#### [Material for this task]
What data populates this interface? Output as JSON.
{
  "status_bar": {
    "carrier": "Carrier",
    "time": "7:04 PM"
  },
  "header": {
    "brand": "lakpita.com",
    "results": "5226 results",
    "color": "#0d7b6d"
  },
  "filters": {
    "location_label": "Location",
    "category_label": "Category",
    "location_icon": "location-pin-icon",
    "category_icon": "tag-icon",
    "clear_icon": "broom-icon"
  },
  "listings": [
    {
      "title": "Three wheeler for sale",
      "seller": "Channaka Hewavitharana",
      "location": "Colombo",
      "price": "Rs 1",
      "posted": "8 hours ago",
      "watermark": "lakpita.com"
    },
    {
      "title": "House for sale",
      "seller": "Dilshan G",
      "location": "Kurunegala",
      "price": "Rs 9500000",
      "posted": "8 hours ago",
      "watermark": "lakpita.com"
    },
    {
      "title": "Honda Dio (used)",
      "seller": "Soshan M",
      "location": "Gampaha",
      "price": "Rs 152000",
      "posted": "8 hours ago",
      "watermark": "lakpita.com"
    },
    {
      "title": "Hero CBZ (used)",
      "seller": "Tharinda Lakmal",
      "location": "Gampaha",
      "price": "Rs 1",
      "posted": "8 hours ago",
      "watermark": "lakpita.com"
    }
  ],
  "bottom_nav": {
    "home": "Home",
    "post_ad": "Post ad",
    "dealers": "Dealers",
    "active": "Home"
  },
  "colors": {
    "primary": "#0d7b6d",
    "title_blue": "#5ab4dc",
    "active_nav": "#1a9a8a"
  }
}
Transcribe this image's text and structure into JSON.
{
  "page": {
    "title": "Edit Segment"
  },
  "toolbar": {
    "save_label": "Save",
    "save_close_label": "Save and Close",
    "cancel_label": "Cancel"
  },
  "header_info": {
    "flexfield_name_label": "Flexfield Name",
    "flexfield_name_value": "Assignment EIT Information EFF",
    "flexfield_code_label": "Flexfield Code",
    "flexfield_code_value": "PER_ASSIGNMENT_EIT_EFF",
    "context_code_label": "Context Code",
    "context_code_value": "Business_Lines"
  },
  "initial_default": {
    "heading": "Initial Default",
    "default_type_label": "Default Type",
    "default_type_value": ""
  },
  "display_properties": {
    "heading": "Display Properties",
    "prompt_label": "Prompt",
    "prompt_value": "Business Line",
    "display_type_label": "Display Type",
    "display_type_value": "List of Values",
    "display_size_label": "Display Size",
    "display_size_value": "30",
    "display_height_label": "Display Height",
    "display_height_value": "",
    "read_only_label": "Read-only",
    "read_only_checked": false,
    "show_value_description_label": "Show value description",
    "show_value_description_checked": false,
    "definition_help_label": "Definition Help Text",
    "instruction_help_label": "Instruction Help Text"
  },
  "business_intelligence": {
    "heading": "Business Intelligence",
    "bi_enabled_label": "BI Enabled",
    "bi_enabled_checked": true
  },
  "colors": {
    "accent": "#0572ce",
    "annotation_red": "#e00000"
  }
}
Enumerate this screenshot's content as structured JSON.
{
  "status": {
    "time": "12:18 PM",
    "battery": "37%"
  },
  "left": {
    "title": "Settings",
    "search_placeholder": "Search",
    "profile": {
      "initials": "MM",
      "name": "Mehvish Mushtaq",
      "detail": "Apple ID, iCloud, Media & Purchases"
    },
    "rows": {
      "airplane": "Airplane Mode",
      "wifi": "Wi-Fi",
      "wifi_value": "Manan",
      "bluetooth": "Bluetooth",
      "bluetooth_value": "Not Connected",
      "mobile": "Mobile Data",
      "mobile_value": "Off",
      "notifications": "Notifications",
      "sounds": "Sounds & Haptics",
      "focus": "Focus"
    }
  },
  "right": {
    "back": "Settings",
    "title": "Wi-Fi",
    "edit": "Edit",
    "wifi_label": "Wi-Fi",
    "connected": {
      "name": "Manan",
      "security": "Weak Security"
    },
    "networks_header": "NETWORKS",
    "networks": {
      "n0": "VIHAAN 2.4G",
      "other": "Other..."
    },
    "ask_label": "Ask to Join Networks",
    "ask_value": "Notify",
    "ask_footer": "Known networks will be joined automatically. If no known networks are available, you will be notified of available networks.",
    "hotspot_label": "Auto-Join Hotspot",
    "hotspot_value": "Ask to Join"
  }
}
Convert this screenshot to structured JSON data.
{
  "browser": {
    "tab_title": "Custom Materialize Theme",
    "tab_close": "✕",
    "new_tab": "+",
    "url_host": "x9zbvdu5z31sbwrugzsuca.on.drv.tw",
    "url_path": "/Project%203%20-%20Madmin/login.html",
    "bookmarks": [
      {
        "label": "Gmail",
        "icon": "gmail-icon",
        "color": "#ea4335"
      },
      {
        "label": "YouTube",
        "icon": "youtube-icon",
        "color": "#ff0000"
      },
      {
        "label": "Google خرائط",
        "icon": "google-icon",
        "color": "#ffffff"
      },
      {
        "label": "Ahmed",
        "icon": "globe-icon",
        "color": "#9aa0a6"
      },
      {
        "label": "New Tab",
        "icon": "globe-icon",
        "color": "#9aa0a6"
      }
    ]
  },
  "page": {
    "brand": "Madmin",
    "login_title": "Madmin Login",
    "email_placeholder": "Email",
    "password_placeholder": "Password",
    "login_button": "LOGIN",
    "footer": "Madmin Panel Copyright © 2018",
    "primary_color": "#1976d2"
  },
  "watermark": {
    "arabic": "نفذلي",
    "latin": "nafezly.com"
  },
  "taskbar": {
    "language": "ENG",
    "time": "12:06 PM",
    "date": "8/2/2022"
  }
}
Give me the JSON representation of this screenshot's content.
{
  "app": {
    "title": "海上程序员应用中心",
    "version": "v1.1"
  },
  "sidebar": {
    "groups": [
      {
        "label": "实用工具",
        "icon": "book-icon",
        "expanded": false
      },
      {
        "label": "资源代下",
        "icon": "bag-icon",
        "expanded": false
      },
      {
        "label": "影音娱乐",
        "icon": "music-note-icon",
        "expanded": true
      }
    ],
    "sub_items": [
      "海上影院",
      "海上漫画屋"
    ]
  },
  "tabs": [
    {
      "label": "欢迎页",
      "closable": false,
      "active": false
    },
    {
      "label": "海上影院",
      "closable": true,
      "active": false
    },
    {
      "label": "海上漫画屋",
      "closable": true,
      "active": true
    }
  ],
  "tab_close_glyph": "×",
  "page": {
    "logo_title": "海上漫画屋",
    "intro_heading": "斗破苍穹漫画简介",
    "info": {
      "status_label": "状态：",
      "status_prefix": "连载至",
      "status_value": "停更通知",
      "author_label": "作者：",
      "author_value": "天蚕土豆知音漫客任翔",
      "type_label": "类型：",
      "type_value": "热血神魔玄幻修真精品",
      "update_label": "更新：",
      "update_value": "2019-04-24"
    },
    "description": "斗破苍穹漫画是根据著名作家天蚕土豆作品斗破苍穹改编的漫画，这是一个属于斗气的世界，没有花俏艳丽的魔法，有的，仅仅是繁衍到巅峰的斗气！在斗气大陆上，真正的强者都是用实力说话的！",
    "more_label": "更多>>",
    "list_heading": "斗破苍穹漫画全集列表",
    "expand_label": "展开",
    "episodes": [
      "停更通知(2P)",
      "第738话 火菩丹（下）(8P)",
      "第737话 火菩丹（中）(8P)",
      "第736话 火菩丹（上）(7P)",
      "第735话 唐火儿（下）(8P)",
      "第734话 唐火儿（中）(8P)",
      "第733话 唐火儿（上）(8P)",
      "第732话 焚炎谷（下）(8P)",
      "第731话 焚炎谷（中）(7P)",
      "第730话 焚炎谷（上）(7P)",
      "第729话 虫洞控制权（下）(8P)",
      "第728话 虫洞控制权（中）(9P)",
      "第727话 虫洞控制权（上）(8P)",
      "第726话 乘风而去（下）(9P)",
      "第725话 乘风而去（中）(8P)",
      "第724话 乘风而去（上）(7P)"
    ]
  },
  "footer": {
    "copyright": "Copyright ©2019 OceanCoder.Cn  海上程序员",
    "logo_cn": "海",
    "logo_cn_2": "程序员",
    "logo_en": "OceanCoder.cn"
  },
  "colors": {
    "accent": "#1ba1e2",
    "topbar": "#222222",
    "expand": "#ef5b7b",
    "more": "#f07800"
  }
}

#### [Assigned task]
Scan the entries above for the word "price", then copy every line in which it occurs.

#### [Output of the task]
      "price": "Rs 1",
      "price": "Rs 9500000",
      "price": "Rs 152000",
      "price": "Rs 1",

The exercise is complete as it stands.